After all, the earlier songs of the Shangri-las were morbid fantasies that in reality represented highly unlikely scenarios; the Vietnam War on the other hand held a very tangible risk of real death, not the comic-book kind. Take the Time was even more remarkable, although it must have seemed hugely out of step in 1967. “This Country that we’re living in knows only that we’ve got to win, no matter what the cost may be, our loss is keeping you and me free” go the lyrics patriotically, to the complete apathy of the record buying public.
By 1967 though, girl groups were no longer selling, with the exception of the Supremes, who had the backing of the powerful Motown empire behind them.
The music of the Shangri-las was considered particularly anachronistic – rock and pop’s newly discovered intellectuality had no time for silly teenage angst about boys and parents. But despite this snobbery, the Shangri-las racked up two further hits in the U.K, both times with reissues of Leader of the Pack, which reached the British top ten in both 1972 and 1976 (a better chart placing than the original release had managed here). Lucy O’Brien recounts the appeal of this record to a pre-teen audience in 1970s Britain in She Bop II – “This was our pre-teen drama, the one we learned the words to – right 16 down to every tear and every rev of that deadly motorbike.”
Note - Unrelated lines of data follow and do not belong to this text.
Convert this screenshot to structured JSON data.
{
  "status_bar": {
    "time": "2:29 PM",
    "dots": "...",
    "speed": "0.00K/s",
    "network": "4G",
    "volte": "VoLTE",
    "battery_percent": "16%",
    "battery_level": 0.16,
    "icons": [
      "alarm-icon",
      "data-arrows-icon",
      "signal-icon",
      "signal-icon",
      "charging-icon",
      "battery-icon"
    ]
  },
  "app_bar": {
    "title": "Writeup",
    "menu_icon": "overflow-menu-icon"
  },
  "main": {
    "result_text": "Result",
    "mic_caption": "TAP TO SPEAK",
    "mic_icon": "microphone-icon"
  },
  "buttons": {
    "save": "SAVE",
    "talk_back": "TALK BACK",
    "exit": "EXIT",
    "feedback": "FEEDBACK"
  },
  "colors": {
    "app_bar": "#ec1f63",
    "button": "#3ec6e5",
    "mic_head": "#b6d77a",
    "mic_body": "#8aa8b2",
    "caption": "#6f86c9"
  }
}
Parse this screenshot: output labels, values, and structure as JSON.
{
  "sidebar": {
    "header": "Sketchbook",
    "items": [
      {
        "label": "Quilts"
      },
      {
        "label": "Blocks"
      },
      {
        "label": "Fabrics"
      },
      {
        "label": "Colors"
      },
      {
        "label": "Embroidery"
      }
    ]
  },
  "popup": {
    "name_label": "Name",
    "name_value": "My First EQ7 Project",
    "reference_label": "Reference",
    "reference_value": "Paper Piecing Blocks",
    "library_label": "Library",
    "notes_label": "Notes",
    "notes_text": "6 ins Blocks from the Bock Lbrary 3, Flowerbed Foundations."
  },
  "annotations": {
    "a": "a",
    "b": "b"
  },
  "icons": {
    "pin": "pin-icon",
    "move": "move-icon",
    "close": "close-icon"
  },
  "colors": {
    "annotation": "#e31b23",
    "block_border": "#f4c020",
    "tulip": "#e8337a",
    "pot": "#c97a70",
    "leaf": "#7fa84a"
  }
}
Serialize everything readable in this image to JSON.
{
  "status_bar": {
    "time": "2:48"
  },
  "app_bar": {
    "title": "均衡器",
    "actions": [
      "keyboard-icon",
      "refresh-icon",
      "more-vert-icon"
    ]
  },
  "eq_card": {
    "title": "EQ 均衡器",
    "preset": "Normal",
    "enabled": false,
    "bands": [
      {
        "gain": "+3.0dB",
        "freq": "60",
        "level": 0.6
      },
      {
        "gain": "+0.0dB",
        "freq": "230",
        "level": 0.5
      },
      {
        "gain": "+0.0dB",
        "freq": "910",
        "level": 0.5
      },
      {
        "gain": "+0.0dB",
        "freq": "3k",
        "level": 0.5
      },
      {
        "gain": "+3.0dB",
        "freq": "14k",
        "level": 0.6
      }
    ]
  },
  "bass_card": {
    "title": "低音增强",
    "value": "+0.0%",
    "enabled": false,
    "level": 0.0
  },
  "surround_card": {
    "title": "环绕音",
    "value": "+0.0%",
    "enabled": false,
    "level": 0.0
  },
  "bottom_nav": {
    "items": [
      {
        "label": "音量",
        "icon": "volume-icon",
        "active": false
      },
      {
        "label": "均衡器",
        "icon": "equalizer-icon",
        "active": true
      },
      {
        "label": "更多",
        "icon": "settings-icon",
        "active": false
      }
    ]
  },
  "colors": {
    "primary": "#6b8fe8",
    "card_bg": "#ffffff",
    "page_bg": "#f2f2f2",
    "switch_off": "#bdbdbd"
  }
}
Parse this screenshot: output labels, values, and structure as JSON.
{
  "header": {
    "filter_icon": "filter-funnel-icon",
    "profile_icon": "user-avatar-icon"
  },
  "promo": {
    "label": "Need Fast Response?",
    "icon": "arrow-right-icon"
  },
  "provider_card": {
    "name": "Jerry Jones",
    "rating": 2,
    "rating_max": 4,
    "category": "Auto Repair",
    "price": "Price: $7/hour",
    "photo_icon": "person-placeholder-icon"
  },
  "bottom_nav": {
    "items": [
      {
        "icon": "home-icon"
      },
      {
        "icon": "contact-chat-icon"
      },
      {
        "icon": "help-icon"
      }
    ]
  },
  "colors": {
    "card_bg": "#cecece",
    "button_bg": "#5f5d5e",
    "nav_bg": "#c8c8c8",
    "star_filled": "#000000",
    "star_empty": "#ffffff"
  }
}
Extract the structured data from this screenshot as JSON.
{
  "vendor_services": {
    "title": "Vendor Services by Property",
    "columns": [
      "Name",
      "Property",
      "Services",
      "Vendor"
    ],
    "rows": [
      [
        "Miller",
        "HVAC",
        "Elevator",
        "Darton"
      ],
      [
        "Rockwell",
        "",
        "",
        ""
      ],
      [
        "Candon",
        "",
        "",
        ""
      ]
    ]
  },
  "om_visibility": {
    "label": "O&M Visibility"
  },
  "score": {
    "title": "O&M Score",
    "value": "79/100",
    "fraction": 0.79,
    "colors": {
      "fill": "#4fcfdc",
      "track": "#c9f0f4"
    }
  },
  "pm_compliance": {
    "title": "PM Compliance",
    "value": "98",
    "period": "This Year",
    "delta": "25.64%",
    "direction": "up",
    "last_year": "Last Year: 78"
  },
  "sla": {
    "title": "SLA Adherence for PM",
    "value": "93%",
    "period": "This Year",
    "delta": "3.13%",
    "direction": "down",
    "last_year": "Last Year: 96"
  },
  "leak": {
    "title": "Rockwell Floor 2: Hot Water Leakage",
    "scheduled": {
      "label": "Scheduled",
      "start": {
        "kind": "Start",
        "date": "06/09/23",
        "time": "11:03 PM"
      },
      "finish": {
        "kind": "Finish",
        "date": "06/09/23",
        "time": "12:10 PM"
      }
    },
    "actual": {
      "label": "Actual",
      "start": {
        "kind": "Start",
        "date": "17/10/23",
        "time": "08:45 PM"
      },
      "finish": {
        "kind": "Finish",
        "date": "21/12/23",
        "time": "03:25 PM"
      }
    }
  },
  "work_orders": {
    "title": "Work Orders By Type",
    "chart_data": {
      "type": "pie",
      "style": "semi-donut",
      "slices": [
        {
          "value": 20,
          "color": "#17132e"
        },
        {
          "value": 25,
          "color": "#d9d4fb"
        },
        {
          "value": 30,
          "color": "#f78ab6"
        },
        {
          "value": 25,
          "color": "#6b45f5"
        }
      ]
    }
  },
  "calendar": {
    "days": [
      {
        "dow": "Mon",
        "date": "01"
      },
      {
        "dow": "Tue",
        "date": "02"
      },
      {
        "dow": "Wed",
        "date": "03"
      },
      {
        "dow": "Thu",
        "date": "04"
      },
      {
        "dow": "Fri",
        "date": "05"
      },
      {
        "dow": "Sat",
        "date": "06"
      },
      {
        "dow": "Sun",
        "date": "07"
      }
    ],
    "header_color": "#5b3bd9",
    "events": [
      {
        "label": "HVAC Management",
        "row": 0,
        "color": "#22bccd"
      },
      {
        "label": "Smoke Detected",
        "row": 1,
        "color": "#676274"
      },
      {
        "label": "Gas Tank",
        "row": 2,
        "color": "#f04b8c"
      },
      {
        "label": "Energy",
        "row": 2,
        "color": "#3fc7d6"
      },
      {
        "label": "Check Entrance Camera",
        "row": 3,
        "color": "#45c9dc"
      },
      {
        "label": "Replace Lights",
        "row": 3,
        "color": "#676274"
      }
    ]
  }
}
This success testifies to the magic of this silly little pop song. The Shangri-las are unlikely to ever be categorised as high art, but this is unnecessary anyway, as the combination of the quaint lyrical thrust of the songs along with their distinctive structures makes them unique.
No matter how old fashioned their music sounds now, the Shangri-las also brought a darker edge to pure pop , turning self-righteous and immature teenage angst and rebellion into unique pieces of music.